Dr. Kelly Whealan George
Second Advisor Name
This paper seeks to answer the question: To what extent do hydropower plants affect the surrounding environment? Through a literature review and personal accounts found on blogs and website articles, there were many conclusions that came from this research. A review of the literature indicated that use of hydropower influences the ecology around the plant. The power plant’s redirection of the river's water flow and reservoir submergence cause many problems for the surrounding environments. Hydropower plants can change the landscape due to the fact that the water they use is no longer providing the right nutrients to the previously flourishing landscape as a result of the rerouting of rivers. Specifically, the hydroelectric power plants affect soil sediment around the plants, destroys habitats, impacts certain fish migration patterns, and ruins water quality. The plants were also found to uproot flora, change the sediment content and cause erosion, disrupt nesting grounds, and change whole migration patterns of some birds. These factors all contribute to the negative effects of hydropower on the nearby ecosystems. Research has identified that the change caused by the redirected and distributed water flow affects animals and vegetation in the adjacent areas and, eventually, leads to the destruction of habitats. The researcher briefly researched how this could affect eco-tourism, which was found to be quickly growing and a huge part of Iceland's economy. These effects also play a negative role in Iceland's nature tourism industry, as it is changing much of the wildlife sought out by these tourists.

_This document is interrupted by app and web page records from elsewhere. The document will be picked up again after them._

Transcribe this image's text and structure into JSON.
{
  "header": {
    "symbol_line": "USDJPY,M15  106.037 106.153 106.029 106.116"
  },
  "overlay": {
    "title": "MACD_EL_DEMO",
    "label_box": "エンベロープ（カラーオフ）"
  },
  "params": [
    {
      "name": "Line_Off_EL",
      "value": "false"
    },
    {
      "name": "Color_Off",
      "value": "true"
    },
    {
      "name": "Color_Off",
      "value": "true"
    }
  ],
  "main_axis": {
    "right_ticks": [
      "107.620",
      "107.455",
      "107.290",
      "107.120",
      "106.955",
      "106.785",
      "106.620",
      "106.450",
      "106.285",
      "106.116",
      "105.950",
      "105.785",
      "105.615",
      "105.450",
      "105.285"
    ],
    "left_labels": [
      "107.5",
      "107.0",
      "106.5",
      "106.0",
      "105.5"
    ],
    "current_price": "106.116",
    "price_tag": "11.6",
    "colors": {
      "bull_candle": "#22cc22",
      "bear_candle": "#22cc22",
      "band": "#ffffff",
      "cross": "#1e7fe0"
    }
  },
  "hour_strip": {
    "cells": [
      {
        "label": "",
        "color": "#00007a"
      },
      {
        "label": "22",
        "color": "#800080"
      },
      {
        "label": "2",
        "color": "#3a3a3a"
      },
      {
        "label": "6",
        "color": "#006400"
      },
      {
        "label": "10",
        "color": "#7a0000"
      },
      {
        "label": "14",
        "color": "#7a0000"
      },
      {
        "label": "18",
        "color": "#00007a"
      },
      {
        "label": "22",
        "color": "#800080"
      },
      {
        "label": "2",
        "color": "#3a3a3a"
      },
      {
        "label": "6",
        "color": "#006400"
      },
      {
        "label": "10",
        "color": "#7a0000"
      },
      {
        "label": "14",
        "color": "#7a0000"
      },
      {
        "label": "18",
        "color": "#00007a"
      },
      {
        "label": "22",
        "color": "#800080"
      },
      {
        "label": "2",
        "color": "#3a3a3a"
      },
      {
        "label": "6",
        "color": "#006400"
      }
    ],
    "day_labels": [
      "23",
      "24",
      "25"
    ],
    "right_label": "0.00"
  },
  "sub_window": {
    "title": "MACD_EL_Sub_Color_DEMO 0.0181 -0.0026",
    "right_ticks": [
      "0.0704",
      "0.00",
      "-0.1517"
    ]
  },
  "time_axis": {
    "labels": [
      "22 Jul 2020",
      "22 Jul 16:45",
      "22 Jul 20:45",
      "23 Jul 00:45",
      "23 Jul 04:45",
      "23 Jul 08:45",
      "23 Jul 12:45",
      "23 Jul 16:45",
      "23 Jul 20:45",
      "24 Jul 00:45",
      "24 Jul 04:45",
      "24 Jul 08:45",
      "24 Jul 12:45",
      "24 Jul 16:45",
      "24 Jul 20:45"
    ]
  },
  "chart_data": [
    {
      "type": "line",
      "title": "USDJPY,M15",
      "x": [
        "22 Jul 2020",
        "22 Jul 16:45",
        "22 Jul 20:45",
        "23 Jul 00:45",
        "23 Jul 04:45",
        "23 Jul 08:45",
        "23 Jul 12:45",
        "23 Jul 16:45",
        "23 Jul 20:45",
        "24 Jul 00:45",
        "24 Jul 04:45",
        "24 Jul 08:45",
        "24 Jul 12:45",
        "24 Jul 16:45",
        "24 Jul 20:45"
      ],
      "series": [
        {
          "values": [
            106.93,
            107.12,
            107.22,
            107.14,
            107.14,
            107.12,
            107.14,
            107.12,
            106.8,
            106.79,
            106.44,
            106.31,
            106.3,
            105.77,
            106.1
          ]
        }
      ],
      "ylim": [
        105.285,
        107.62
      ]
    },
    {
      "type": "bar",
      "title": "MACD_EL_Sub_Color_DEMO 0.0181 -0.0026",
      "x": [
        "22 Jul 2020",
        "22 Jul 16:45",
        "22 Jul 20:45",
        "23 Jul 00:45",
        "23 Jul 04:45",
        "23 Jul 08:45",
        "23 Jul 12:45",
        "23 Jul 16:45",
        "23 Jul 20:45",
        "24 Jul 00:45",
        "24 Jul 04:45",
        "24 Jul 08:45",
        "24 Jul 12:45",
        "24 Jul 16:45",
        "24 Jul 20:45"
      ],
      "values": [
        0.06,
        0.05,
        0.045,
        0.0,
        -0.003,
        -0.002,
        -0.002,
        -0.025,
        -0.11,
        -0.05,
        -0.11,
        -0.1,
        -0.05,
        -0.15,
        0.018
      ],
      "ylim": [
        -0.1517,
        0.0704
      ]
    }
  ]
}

It must be stated above all that plants do have a great negative effect on the environment and surrounding ecology.
How can this problem be mitigated? A few suggestions made were to move the plants to more isolated countries or implement nature preservation programs directly correlated to the plants. There have been few speculations on how to mitigate the effects of the power plants on the animals that reside in the water areas around the plant. One of the suggestion is to make “small adjustments to river flow regimes might help to restore river ecosystems” (Poff & Schmidt, 2016).
Further research also suggested since not many studies were conducted on this topic, especially ones that were originally written in English.
Scholarly Commons Citation
Villamagna, O. (2018). Literature Review: Hydropower and Iceland's Environment. , (). Retrieved from https://commons.erau.edu/student-works/74